UMass Dartmouth Associate Professor Dr. Gaurav Khanna has built an extremely low-cost supercomputer using 176 Sony PlayStation 3 (PS3) gaming consoles installed in a refrigerated shipping container "reefer" of large cooling capability located conveniently on the University's campus. This system's performance is comparable to nearly 3000 processor-cores of a typical laptop or desktop.
"High-performance computing or 'supercomputing' by linking together a large number of computer processors in order to build a large parallel computer cluster is currently the most common approach towards solving complex computational research problems in nearly all areas of science and engineering," said Dr. Khanna. "The largest supercomputers on the planet today that achieve petascale performance - several thousand trillion calculations in one second - have all been built using such a parallel cluster approach."
The PS3 cluster is currently being used by UMass Dartmouth's Center for Scientific Computing and Visualization Research (CSCVR) to perform large and complex calculations in the context of black hole astrophysics, and also explore vulnerabilities in cybersecurity. Most of these research projects are funded by the National Science Foundation. Its application to other areas of science and engineering will be explored and implemented over the next few years.
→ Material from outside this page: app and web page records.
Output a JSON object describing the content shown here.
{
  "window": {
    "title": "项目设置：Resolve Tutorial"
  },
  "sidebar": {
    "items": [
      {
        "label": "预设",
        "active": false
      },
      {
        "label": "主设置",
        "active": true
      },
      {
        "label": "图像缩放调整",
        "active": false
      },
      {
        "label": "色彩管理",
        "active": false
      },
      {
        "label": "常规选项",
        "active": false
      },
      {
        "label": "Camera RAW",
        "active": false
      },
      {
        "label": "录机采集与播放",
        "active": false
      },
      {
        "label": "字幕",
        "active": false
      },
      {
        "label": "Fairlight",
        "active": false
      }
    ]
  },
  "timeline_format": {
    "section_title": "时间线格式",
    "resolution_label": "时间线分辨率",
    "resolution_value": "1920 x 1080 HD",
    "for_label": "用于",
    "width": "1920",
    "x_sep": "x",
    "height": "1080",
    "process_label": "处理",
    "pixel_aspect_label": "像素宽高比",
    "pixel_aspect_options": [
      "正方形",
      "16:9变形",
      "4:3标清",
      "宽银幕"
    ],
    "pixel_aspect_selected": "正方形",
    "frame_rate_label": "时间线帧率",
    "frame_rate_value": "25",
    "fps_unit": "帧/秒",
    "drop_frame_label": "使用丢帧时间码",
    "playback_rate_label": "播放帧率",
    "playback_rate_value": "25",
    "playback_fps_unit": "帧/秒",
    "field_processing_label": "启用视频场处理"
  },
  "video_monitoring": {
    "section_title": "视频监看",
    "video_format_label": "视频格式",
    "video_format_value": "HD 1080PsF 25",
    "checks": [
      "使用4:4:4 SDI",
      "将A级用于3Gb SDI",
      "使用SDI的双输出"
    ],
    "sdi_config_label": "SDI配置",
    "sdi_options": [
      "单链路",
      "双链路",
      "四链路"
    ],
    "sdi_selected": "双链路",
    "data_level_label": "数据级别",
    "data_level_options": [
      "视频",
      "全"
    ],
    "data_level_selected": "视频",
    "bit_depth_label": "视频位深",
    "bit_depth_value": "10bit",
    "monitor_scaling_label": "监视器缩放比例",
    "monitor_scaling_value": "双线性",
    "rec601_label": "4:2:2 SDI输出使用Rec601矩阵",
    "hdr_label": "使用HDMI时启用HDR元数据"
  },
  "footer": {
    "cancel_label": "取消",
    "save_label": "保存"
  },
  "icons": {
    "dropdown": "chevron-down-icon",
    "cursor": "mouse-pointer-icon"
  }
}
The novel approach that was developed involved the purchase of a refrigerated shipping container, or "reefer", of adequate size and cooling capacity and locating it conveniently on campus with power and network drawn from a nearby building. Such an approach is extremely low-cost given the abundant availability and high cooling capacity of these containers.
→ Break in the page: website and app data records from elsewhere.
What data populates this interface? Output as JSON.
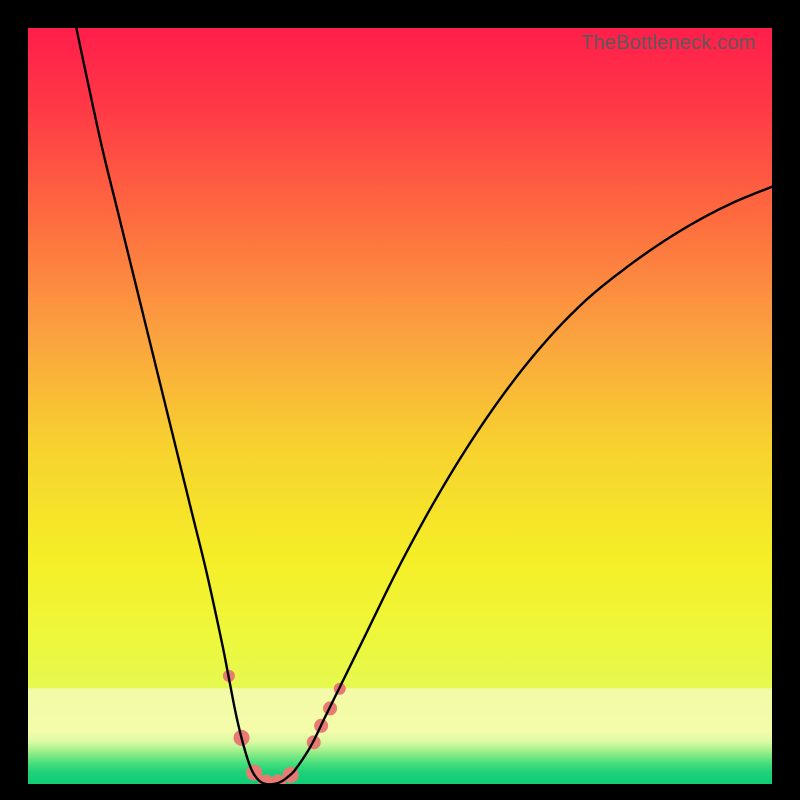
{
  "watermark": "TheBottleneck.com",
  "chart_data": {
    "type": "line",
    "title": "",
    "xlabel": "",
    "ylabel": "",
    "xlim": [
      0,
      100
    ],
    "ylim": [
      0,
      100
    ],
    "gradient_stops": [
      {
        "offset": 0.0,
        "color": "#ff1e4b"
      },
      {
        "offset": 0.1,
        "color": "#ff3747"
      },
      {
        "offset": 0.25,
        "color": "#fe6b3f"
      },
      {
        "offset": 0.4,
        "color": "#fba040"
      },
      {
        "offset": 0.55,
        "color": "#f7d12f"
      },
      {
        "offset": 0.7,
        "color": "#f5ee27"
      },
      {
        "offset": 0.8,
        "color": "#eef73a"
      },
      {
        "offset": 0.873,
        "color": "#e6f94f"
      },
      {
        "offset": 0.874,
        "color": "#f3fba9"
      },
      {
        "offset": 0.9,
        "color": "#f3fba6"
      },
      {
        "offset": 0.93,
        "color": "#f4fcab"
      },
      {
        "offset": 0.945,
        "color": "#d8f9a2"
      },
      {
        "offset": 0.955,
        "color": "#a6f18e"
      },
      {
        "offset": 0.965,
        "color": "#6fe681"
      },
      {
        "offset": 0.975,
        "color": "#3ddb7c"
      },
      {
        "offset": 0.985,
        "color": "#1dd178"
      },
      {
        "offset": 1.0,
        "color": "#12cd77"
      }
    ],
    "series": [
      {
        "name": "bottleneck-curve",
        "x": [
          6.5,
          8,
          10,
          12,
          14,
          16,
          18,
          20,
          22,
          24,
          26,
          27,
          28,
          29,
          30,
          31,
          32,
          33,
          34,
          35,
          36,
          38,
          40,
          42,
          45,
          50,
          55,
          60,
          65,
          70,
          75,
          80,
          85,
          90,
          95,
          100
        ],
        "y": [
          100,
          93,
          84,
          76,
          68,
          60,
          52,
          44,
          36,
          28,
          19,
          14,
          9,
          5,
          2,
          0.5,
          0,
          0,
          0.3,
          1,
          2,
          5,
          9,
          13,
          19,
          29,
          38,
          46,
          53,
          59,
          64,
          68,
          71.5,
          74.5,
          77,
          79
        ]
      }
    ],
    "markers": {
      "name": "highlighted-points",
      "color": "#e77b73",
      "points": [
        {
          "x": 27.0,
          "y": 14.3,
          "r": 6
        },
        {
          "x": 28.7,
          "y": 6.1,
          "r": 8
        },
        {
          "x": 30.4,
          "y": 1.5,
          "r": 8
        },
        {
          "x": 32.0,
          "y": 0.2,
          "r": 8
        },
        {
          "x": 33.6,
          "y": 0.2,
          "r": 8
        },
        {
          "x": 35.3,
          "y": 1.2,
          "r": 8
        },
        {
          "x": 38.4,
          "y": 5.5,
          "r": 7
        },
        {
          "x": 39.4,
          "y": 7.7,
          "r": 7
        },
        {
          "x": 40.6,
          "y": 10.0,
          "r": 7
        },
        {
          "x": 41.9,
          "y": 12.6,
          "r": 6
        }
      ]
    }
  }
}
The concept of using consumer gaming hardware, such as PlayStation 3 consoles, to build low-cost supercomputers has been appreciated and implemented for several years now at various locations around the world. The approach was pioneered by Dr. Khanna back in 2007 when he built a small eight PS3 cluster and was able to perform research grade simulations of black hole systems with it. The Air Force Research Lab (AFRL) in Rome, New York, implemented the same approach at a very large scale in 2010, using 1,716 PS3s and was able to demonstrate ten-fold cost effectiveness of such a system over traditional supercomputers. The AFRL has now granted a significant chunk of their cluster to CSCVR.
The CSCVR promotes the mission of the UMass Dartmouth by providing undergraduate and graduate students with high quality discovery-based educational experiences that transcend the traditional boundaries of academic field or department, and foster collaborative research in the computational sciences within the University and with researchers at other universities, National Labs, and industry. Dr. Khanna serves as Associate Director of the Center.
Author: "Joseph Sullivan [Contact]"